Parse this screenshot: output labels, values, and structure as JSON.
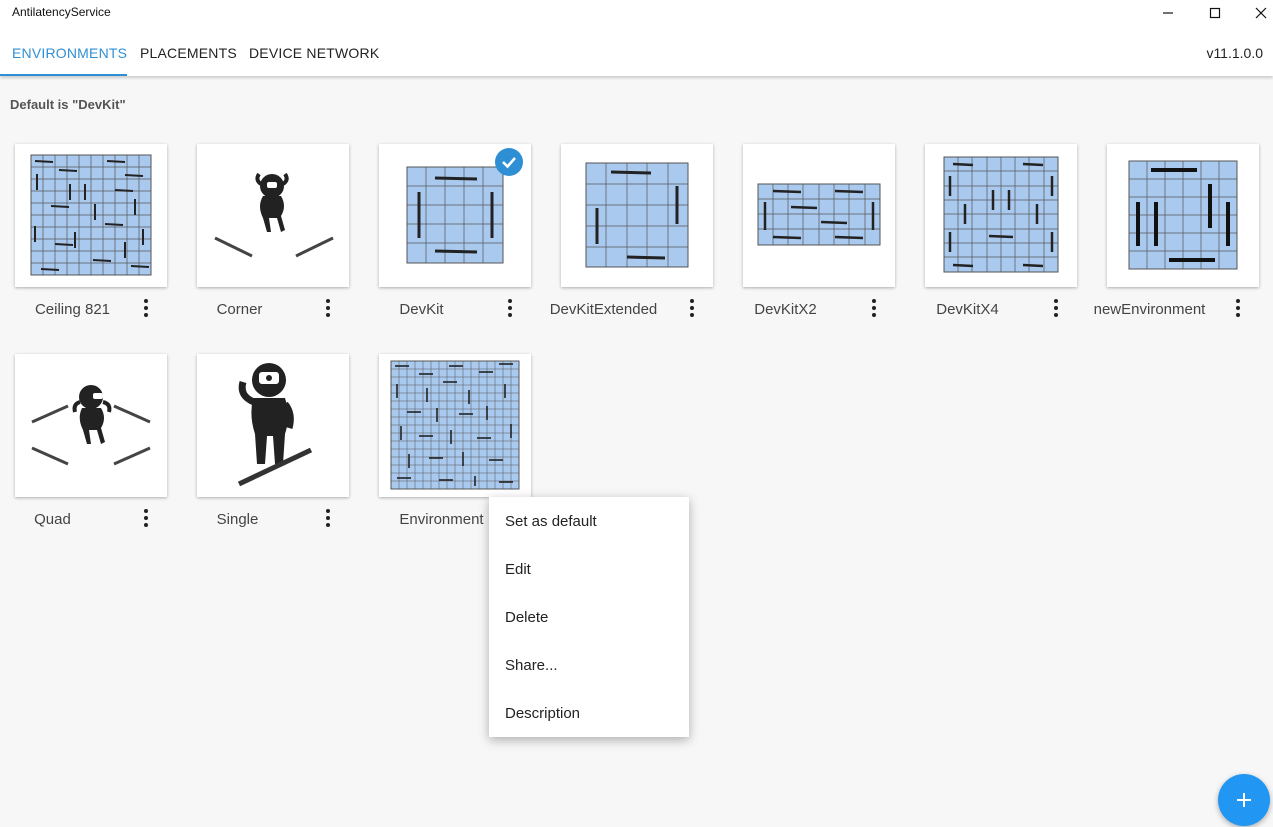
{
  "window": {
    "title": "AntilatencyService",
    "controls": [
      "minimize-icon",
      "maximize-icon",
      "close-icon"
    ]
  },
  "tabs": [
    {
      "label": "ENVIRONMENTS",
      "active": true
    },
    {
      "label": "PLACEMENTS",
      "active": false
    },
    {
      "label": "DEVICE NETWORK",
      "active": false
    }
  ],
  "version": "v11.1.0.0",
  "default_note": "Default is \"DevKit\"",
  "environments": [
    {
      "name": "Ceiling 821",
      "thumbnail": "dense-grid-map",
      "is_default": false
    },
    {
      "name": "Corner",
      "thumbnail": "person-two-bars-icon",
      "is_default": false
    },
    {
      "name": "DevKit",
      "thumbnail": "square-grid-map",
      "is_default": true
    },
    {
      "name": "DevKitExtended",
      "thumbnail": "tall-grid-map",
      "is_default": false
    },
    {
      "name": "DevKitX2",
      "thumbnail": "wide-grid-map",
      "is_default": false
    },
    {
      "name": "DevKitX4",
      "thumbnail": "large-grid-map",
      "is_default": false
    },
    {
      "name": "newEnvironment",
      "thumbnail": "bars-grid-map",
      "is_default": false
    },
    {
      "name": "Quad",
      "thumbnail": "person-four-bars-icon",
      "is_default": false
    },
    {
      "name": "Single",
      "thumbnail": "person-single-bar-icon",
      "is_default": false
    },
    {
      "name": "Environment",
      "thumbnail": "very-dense-grid-map",
      "is_default": false
    }
  ],
  "context_menu": {
    "items": [
      "Set as default",
      "Edit",
      "Delete",
      "Share...",
      "Description"
    ]
  },
  "fab": {
    "icon": "plus-icon"
  },
  "colors": {
    "accent": "#2f8fd4",
    "fab": "#2196f3",
    "grid_fill": "#a9c9ef",
    "grid_line": "#555555"
  }
}
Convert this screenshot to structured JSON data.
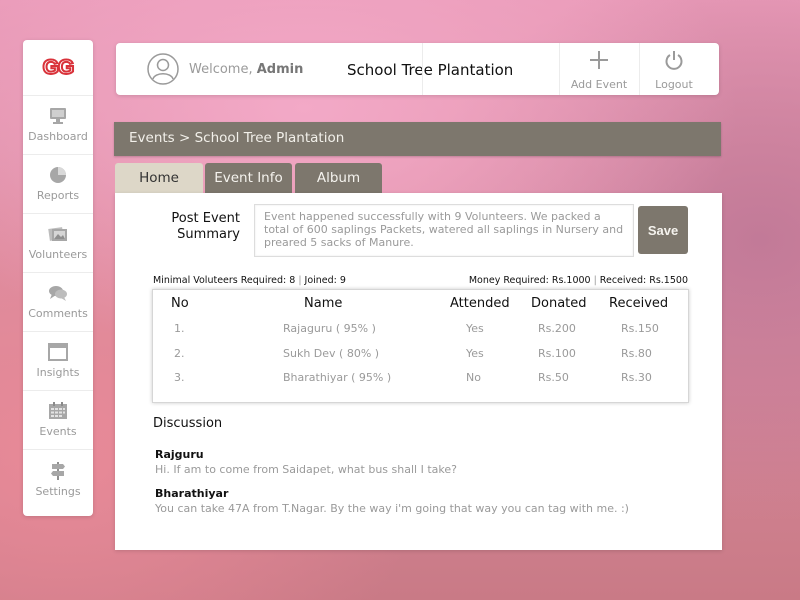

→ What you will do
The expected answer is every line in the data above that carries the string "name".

→ Task response
      "name": "Ceiling 821",
      "name": "Corner",
      "name": "DevKit",
      "name": "DevKitExtended",
      "name": "DevKitX2",
      "name": "DevKitX4",
      "name": "newEnvironment",
      "name": "Quad",
      "name": "Single",
      "name": "Environment",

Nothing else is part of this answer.